God created an economy of spiritual gifts and gave each of us an irreplaceable role in that economy. A humble person sees that we complement each other. We need each other. And we need to nurture and care for one another to find fulfillment in life.
Jesus has put us in our place. We know just where we stand. We stand securely in his heart at the center of his community. When he told us that the first would be last and the last would be first, he wasn’t just turning the losers into winners and the winners into losers.
He was doing something radical. He was erasing our distinctions between insiders and outsiders, higher and lower, central and peripheral. Each of us is at the center of his heart and at the center of his community.
Jesus-following communities are not the Kingdom come. But they are foreshadowings of the Kingdom. We are a messy, imperfect bunch, but the Kingdom still shines through us for all the world to see. That is God’s work. Our work is to cooperate with God as best we can.
Practicing the Kingdom
This brings us to our second question. What practices make a group of people a humble community? In short, a humble community embodies practices that model life in the Kingdom of Heaven.
There is a long list of practices that reflect the Kingdom. Among them are hospitality, service to the poor and the marginalized, generosity, forgiveness, discernment, and evangelism. In the weeks ahead I will be touching on all of these, and I invite you to follow my sermons by blog at Pelican Anglican or by audio at sermon.net.

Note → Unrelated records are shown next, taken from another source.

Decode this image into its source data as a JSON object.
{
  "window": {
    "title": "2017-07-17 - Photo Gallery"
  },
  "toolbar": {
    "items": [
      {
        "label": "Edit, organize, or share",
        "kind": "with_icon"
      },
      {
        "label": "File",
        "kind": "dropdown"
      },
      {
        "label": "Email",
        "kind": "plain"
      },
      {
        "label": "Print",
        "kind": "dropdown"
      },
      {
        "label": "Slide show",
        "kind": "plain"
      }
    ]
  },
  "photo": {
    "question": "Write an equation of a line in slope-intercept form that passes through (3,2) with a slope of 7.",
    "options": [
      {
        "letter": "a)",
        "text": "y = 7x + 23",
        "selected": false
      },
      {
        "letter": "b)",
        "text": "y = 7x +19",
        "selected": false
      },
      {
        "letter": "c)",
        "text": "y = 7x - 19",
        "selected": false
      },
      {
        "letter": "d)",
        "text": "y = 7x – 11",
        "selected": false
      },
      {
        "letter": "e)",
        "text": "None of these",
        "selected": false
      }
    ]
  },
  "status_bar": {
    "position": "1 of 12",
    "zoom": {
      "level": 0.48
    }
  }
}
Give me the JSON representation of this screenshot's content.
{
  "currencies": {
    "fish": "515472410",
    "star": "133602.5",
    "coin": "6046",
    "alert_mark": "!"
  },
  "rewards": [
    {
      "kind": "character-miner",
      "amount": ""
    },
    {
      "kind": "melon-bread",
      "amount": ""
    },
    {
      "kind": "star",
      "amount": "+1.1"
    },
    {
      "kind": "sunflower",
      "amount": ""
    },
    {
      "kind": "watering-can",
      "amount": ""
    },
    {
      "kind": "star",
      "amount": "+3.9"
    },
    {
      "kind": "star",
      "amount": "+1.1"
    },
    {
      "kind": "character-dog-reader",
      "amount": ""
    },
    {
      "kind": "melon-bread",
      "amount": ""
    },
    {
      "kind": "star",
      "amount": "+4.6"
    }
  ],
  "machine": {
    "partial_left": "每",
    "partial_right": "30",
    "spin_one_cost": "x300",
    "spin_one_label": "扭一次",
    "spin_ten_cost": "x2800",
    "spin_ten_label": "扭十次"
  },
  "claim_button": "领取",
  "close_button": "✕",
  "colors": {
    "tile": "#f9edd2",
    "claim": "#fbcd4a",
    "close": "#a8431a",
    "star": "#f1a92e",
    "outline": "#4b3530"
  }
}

For now, I’m going to focus on one practice: how we worship. A Kingdom community worships sincerely. But that may not mean quite what you initially think.
You misunderstand what makes worship sincere if you think sincerity means a devotion to God unclouded by doubt or undistracted by lesser things. Sincerity in worship is an offering, a sacrifice to God, of our lives as they truly are to God.
|Paul Serusier’s “A Breton Sunday”|
In liturgical churches, our prayers articulate beliefs and desires that we may still be struggling to get our heads and hearts around. Instead of reporting the state of our hearts and souls and minds, we say the prayers of our tradition trusting that God will make us what the prayers show us we can be.
Let me explain what I mean. We worship according to The Book of Common Prayer. Our Prayer Book contains ways of praying instituted by Jesus himself, and those prayers reverberate with the wisdom of the saints who have gone before us.
We are like spiritual children taking up company with spiritual grownups. When we pray for clean hearts that “we may perfectly love you,” we realize how imperfect our love is at present. But our community’s prayer encourages us in our desire to give that perfect love.
When we say, “Thy kingdom come, thy will be done,” we know that there is an unspoken “except for this or that” in our hearts. And yet we say these words not as hypocrites, but as apprentices learning the art of following Jesus.
Our prayers do more than express our hearts. They shape our hearts. We believe that we are encountering God in Word and Sacrament and that this encounter changes us forever, one little bit at a time.
Putting Others in Their Place
We sometimes fear that humility makes us into doormats and victims. Jesus never sugarcoats the truth. Suffering can come along with humility. But humility is not the same thing as surrender. On the contrary, humility puts people in their place. And that is the key to understanding how Kingdom communities are changing the world, our third and final question.
Persistent and courageous humility extends beyond the boundaries of our church property and offers itself to even and maybe especially to those who would condescend to it or even abuse it.
We love others whether they love us or not, whether they are themselves lovable or just a bit icky. We feed the hungry, tend the sick, visit the imprisoned, and clothe the naked no matter how they got that way and even if they reject our beliefs.
And at some level our humility defines their relationship with their Maker. God loves them, whether they like it or not. And deep down, that’s a place that even the most debased and calloused among us wants to stand.